2) Talk to other mothers who work with you.  Tell them about your concerns and your worries.  They have been there and the fact that they are still working means they may have tips to help you through the tough days.  I would stop and talk to every mom that I see in the hallway.  I found it very comforting to know there are many others going through exactly the same thing.  Taking five minutes to talk about our children also helped me get through the days I missed him the most.

3) Talk to your spouse/partner.  Chances are if you live in the U.S. your husband/partner had to return to work mere days after your baby was born.  Daddy loves the baby as much as you do, and if he can adjust, so can you.

4) Stay in touch.  I set up a Skype account for my son and everyday I call him and either his dad or nanny picks up.  I work 11 hour days and taking 10 minutes, while I pump, out of the entire day to see my son makes all the difference.  It also helps with my milk production.  I know some parents who have a nanny cam that allows them to check in every once in a while as well.  But I personally like being able to interact with him.

5) Know yourself. ¬†I have many friends who said to me they thought they could never be a stay-at-home mom until they actually went back to work. ¬†For me, going back to work confirmed that I am a better mom when I work. ¬†Instead of feeling exhausted, I feel refreshed when I see my baby. ¬†My time with him is so precious and I enjoy every second. ¬†But for some moms, being away only increases their anxiety. ¬†Be honest with yourself about what’s best for you and your family. After all, if mom is not happy, no one is.

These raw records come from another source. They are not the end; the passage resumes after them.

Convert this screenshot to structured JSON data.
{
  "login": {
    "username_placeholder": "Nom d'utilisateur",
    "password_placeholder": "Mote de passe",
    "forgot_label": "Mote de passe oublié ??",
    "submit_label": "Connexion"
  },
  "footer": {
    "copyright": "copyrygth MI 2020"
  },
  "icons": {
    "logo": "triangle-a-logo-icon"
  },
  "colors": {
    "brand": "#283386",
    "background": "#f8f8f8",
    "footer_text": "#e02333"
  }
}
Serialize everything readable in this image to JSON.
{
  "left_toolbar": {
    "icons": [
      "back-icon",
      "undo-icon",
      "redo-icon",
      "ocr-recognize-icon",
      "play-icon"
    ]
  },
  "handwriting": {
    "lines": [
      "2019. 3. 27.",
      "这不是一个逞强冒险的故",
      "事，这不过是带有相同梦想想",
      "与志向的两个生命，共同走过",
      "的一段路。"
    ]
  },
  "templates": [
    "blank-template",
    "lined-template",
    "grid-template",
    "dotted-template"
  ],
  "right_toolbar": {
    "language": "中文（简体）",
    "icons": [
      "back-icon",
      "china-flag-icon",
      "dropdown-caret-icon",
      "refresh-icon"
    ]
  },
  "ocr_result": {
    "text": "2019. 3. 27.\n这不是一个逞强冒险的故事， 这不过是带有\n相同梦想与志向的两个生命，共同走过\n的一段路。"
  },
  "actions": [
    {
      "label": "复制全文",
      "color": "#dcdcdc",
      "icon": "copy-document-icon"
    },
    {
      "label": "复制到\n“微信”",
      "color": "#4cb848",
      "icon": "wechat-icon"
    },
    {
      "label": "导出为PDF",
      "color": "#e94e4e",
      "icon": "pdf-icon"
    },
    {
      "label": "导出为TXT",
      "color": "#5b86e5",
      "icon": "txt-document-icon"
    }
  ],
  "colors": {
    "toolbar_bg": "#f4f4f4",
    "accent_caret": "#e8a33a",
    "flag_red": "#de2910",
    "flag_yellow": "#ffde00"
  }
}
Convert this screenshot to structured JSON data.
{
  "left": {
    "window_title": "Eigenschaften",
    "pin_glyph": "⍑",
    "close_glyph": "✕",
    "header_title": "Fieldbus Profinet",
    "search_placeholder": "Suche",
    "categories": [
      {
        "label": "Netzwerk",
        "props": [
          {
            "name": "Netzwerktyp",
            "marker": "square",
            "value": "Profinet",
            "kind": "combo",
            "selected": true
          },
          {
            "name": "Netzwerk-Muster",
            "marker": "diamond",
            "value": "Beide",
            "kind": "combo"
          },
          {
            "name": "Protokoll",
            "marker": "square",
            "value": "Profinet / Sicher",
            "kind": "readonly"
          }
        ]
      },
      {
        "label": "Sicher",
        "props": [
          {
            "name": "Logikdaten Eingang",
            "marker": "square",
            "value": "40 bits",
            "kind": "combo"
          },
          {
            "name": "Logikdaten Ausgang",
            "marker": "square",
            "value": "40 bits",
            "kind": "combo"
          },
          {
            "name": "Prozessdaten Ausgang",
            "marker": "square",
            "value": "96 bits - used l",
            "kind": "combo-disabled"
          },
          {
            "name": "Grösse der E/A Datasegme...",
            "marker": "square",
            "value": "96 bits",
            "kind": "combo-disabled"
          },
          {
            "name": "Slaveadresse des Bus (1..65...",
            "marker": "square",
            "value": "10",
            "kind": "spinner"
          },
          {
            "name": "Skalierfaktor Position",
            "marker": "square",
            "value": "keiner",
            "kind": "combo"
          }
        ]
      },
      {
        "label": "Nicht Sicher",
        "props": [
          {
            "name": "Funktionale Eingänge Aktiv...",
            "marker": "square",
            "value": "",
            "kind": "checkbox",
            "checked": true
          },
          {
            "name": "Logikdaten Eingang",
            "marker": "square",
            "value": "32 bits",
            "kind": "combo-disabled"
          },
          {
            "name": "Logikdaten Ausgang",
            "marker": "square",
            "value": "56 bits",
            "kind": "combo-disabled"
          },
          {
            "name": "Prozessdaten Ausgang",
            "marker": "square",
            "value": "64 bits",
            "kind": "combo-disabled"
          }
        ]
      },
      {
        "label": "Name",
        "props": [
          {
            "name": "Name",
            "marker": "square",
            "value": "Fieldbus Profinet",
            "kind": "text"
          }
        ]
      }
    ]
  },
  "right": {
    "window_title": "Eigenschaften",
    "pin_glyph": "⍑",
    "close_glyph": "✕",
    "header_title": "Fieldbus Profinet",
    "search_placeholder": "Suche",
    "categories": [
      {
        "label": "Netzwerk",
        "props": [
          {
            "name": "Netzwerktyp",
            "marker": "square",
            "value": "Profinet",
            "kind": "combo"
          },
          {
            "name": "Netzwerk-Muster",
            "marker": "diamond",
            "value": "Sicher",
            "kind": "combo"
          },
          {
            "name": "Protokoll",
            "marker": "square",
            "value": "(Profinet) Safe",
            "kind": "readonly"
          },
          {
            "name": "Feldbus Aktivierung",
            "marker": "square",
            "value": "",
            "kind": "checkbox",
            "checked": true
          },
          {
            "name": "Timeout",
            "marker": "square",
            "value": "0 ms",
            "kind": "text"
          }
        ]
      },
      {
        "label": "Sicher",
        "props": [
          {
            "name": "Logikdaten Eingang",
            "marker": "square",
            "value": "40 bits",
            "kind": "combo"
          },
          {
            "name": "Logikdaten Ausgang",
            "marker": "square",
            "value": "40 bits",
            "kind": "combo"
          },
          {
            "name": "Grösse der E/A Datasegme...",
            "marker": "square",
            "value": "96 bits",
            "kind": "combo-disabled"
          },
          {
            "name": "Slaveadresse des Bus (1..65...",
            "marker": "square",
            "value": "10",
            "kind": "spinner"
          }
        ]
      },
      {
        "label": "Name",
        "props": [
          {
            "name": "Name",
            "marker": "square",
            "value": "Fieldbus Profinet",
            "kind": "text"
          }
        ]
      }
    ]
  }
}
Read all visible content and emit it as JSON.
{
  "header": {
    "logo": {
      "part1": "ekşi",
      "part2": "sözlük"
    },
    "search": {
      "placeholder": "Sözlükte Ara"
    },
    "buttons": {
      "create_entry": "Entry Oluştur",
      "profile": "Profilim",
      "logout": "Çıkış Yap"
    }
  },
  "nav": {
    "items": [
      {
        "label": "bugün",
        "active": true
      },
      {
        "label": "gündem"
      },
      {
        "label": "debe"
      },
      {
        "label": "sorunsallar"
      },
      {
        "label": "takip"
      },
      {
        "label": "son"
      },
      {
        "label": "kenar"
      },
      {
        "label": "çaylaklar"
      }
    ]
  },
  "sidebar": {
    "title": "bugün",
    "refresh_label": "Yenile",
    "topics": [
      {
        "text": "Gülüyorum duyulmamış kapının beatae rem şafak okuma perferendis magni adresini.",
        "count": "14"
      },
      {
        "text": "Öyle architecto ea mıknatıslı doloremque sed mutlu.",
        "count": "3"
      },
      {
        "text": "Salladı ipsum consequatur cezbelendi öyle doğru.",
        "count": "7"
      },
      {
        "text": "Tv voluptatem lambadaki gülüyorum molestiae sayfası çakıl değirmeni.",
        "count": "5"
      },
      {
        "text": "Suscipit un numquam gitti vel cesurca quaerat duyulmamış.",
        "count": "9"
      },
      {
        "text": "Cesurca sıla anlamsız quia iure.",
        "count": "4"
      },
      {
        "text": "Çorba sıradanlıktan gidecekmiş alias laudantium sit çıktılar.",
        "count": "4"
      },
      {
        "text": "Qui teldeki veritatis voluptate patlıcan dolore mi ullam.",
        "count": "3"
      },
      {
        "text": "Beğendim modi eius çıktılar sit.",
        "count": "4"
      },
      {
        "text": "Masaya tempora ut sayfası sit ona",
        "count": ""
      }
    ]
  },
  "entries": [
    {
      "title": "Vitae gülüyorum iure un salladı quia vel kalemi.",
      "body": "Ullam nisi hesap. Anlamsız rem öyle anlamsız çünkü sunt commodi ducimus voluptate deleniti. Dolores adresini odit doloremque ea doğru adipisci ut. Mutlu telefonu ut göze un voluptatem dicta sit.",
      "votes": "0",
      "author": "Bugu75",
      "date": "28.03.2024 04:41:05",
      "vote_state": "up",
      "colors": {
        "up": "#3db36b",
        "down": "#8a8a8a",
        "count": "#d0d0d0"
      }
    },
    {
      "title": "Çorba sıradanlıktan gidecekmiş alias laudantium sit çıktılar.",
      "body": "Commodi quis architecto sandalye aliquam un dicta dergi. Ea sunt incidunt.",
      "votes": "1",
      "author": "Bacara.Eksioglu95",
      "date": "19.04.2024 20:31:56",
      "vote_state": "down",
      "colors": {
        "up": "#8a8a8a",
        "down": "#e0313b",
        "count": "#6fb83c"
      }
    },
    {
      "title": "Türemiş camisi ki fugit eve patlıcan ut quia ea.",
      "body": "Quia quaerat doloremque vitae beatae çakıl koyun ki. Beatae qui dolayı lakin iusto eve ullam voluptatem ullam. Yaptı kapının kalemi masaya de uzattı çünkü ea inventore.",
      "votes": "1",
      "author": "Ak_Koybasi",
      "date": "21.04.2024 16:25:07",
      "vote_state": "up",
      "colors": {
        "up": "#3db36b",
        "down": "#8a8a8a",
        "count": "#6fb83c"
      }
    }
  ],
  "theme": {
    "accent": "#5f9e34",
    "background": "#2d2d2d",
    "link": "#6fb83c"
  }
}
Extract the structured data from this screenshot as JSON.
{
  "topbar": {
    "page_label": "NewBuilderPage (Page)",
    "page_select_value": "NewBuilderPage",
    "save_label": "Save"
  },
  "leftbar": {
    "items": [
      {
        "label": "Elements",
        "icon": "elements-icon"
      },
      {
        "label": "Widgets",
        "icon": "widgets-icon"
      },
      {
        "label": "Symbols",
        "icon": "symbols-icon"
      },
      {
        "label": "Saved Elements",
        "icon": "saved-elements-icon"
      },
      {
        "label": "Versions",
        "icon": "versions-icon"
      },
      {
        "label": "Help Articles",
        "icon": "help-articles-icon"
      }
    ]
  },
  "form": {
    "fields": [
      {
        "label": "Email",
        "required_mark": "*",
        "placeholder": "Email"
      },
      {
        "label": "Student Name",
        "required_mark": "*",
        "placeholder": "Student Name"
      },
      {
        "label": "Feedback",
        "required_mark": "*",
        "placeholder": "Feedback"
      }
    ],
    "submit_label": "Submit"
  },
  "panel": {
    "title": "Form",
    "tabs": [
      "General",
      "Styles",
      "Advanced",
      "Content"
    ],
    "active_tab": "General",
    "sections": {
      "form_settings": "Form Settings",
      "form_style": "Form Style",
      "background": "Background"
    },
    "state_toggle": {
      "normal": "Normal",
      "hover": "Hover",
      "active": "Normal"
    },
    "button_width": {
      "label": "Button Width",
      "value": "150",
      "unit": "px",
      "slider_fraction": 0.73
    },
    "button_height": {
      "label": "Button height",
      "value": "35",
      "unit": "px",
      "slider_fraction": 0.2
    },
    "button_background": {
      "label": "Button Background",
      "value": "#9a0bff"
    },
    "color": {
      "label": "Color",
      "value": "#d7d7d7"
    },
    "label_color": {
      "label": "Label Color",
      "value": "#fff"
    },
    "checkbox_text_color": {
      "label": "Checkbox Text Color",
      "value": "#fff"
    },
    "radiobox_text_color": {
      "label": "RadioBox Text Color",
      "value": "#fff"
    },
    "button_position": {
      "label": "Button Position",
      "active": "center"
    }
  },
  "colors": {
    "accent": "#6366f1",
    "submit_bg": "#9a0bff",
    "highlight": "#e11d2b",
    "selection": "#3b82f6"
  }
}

It’s only been a couple of weeks for me but things are already dramatically better than they were the first day. ¬†Moms, do you have any tips on how you survived the return to work?

How I Survived Returning to Work

Maternity Leave Madness


I finally did it. This week I finally opened up my work email. I had about 30 messages with the subject “your mailbox is full.” And more than 2500 other unread emails. I was perfectly happy letting it stay full. But I’m now just a few weeks away from returning to work and it is time for me to send the email I had been dreading since the day my baby was born. It’s time to find out when my official start date will be.

I won’t lie. A part of me is really looking forward to going back to work. I love what I do and I’m excited to jump back into the world of international news. But another part of me is having a major panic attack. How am I going to leave my three and a half month old for 10 hours a day? I tend to get anxious when I’m having dinner with friends and I’m a way from him for only two hours. I’m really lucky because I will be leaving him with an amazing nanny who he already loves. . But I will have to let go and get myself used to the fact that my son will not be spending the day the way I want him to spend it. I will be sharing his most precious moments and milestones with someone else. I will cry my eyes out every morning when I leave him.

It just feels too soon to go. Why is it that the great United States has the worst maternity leave policies of the developed world. In Canada, moms get 52 weeks off work during this life changing experience. The same is true for the U.K and other parts of Europe. In France, both moms and dads get to take a combined 104 weeks off work. Even Afghanistan has better laws concerning maternity leave. The law there requires women to take 12 weeks off work with 100% of their pay. In fact, the law in the U.S. does not require a company to pay moms anything, though most get some of their salary through short-term disability. We are forced to choose between having the opportunity to be good moms or to be successful career women. And most of us don’t even really have that choice. We have to work in order to help provide for our families.

I think it’s time for another wave of feminism in the U.S., one that celebrates the idea of being both a mother and a career women. We can do it all, if our country will give us the chance. It’s too late for me. Come mid-January, I’ll have to leave my baby for work before he even recognizes that I am his mom.

Moms, what are your experiences with going back to work?

Maternity Leave Madness